NOLA refugees in TX have gotten a bad rep because so many are unfamiliar with the work ethic.I am personally acquainted with such a lazy NOLA refugee, who is white.
Told a freind a week after Iowa floods, that you won't hear much about this. He wondered why, and i said cause they will just get to work and solve thier problems. They are used to doing it.
In New orleans, they are used to others solving thiers. And those that do will take thier time to extend thier jobs.
New Orleans, may have deserved the money, but I'm sure they could of been further along had the money been handled differentley.
This all just seems like a really tortured straw-man "analysis" -- and ultimately, I'm sorry to say, my money is on "stone-hearted"-ness or at least selective inattention.
All of the nice things you say about Iowa farm folk are the same things that you might pillory others for in other contexts: Since salary/net worth appears so often here as a proxy for ontological value, most days the salt-o-the-earth probably doesn't stack up so well.
Thought experiment: If a bunch of venture capitalists had been trapped on rooftops in Battery Park City in some storm-water scenario, might they find sympathy -- empathy? -- for their extreme "specialization" and urban lack of preparedness -- and might it not be argued that the public coffers should disgorge untold sums rescuing these guys who had "produced" so much for so many? (No, that's right . . . they'd call a friend with a helicopter to come fetch them & we could have another "'self'-help ROCKS" reverie. And "P.S. Note that none of those shiftless New Orleanians thought to call in THEIR friends' choppers . . .")
At the end of the day, there are just vast differences between the Iowa and New Orleans scenarios. I wholly agree that we should publically acknowledge the devastation of flooding in Iowa -- and the incredible spirit of those who faced it (and continue to deal with its aftermath). But I'm not sure why we should use that as another opportunity to insult Katrina survivors. (And, frankly, to what end; isn't that just literally adding insult to injury?)
It's the completely helpless, victim mentality that is and was so annoying. In the teeth of the storm and in the days afterward, one can understand it, but weeks. months and years have since gone by and we still hear the whining. That doesn't annoy you? You don't think that deserves insulting? Ray Nagin is your kind of mayor.

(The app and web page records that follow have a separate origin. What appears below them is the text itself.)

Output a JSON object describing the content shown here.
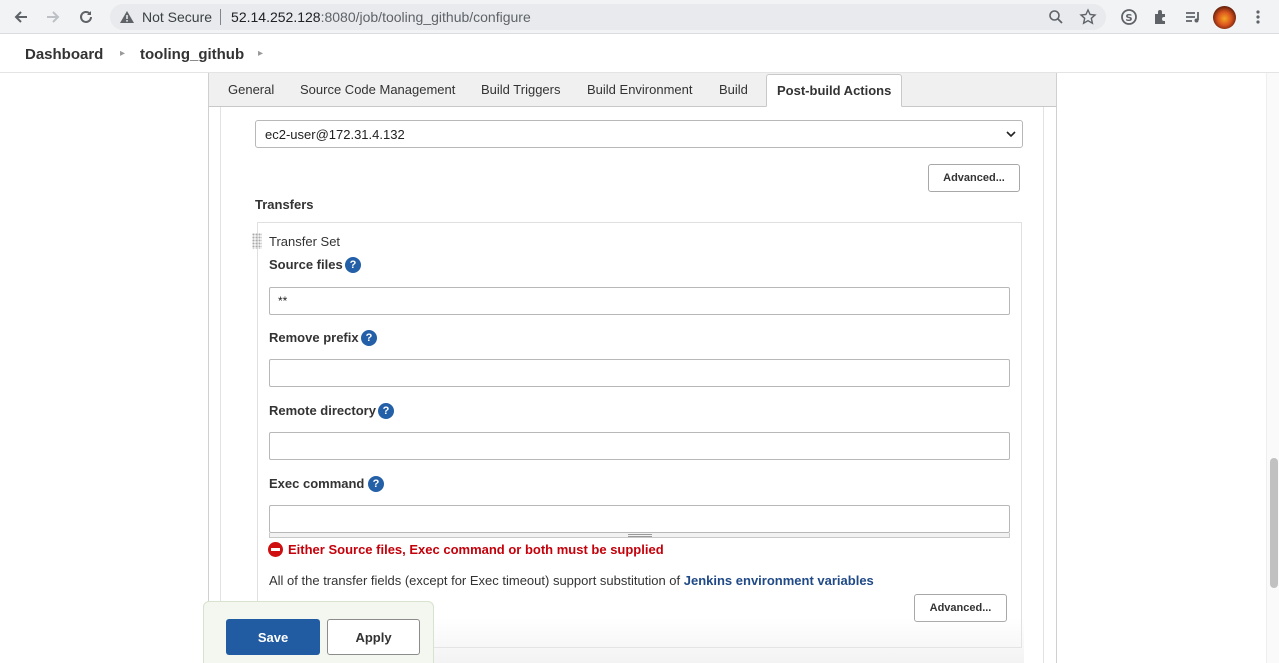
{
  "browser": {
    "security_label": "Not Secure",
    "url_host": "52.14.252.128",
    "url_rest": ":8080/job/tooling_github/configure",
    "icons": [
      "back-icon",
      "forward-icon",
      "reload-icon",
      "warning-icon",
      "zoom-icon",
      "star-icon",
      "skype-icon",
      "extensions-icon",
      "media-queue-icon",
      "profile-avatar",
      "menu-icon"
    ]
  },
  "breadcrumb": {
    "items": [
      "Dashboard",
      "tooling_github"
    ]
  },
  "tabs": [
    "General",
    "Source Code Management",
    "Build Triggers",
    "Build Environment",
    "Build",
    "Post-build Actions"
  ],
  "active_tab": "Post-build Actions",
  "ssh_server": {
    "selected": "ec2-user@172.31.4.132",
    "advanced_label": "Advanced..."
  },
  "transfers": {
    "heading": "Transfers",
    "set_title": "Transfer Set",
    "source_files_label": "Source files",
    "source_files_value": "**",
    "remove_prefix_label": "Remove prefix",
    "remove_prefix_value": "",
    "remote_directory_label": "Remote directory",
    "remote_directory_value": "",
    "exec_command_label": "Exec command",
    "exec_command_value": "",
    "error": "Either Source files, Exec command or both must be supplied",
    "note_text": "All of the transfer fields (except for Exec timeout) support substitution of ",
    "note_link": "Jenkins environment variables",
    "advanced_label": "Advanced...",
    "help_glyph": "?"
  },
  "footer": {
    "save_label": "Save",
    "apply_label": "Apply"
  },
  "colors": {
    "save": "#215ba1",
    "error": "#c4000a",
    "link": "#204a87",
    "help": "#2460a7"
  }
}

I happened to catch a scene on TV during Katrina that summed it up. It was live coverage of people being assisted off a roof. The camera panned down from the rescuees to show a guy walking along the street in waist high water -- seemingly oblivious to the water -- smoking a blunt, which he kept high and dry. The camera pulled away from the guy quickly when it was obvious what he was smoking.
I hate to be hard-hearted, but a lot of money got stolen out of Katrina recovery funding. It was even mentioned on The Sopranos. That's what you get when the feds put money into places like New Orleans. Can you say Stimulus?
Here's the president himself, for crying out loud, pushing the government dependency crack today:
"In his weekly radio and Internet address, the president noted that the Bush administration's response to the killer storm raised questions among people in the U.S. about whether the government "could fulfill its responsibility to respond in a crisis."
He said he wanted to ensure "that the legacy of a terrible storm is a country that is safer and more prepared for the challenges that may come."
Since taking office, Obama has sent 11 members of the Cabinet to the region to inspect progress and to hear local ideas on how to speed up repairs."
What a travesty, and the people of NOLA need to get up off their butts and get to work. Most of all, they need to kick back at this kind of crap.
The individual stories are the ones that have always spoken to me, no matter where they're from.
Don's story is heartwarming to say the least, as he talks about his family's experience in the flooding and how they came out of it w/ a renewed sense of what's really important in life.
I hope you find it as inspiring as I do. Thanks.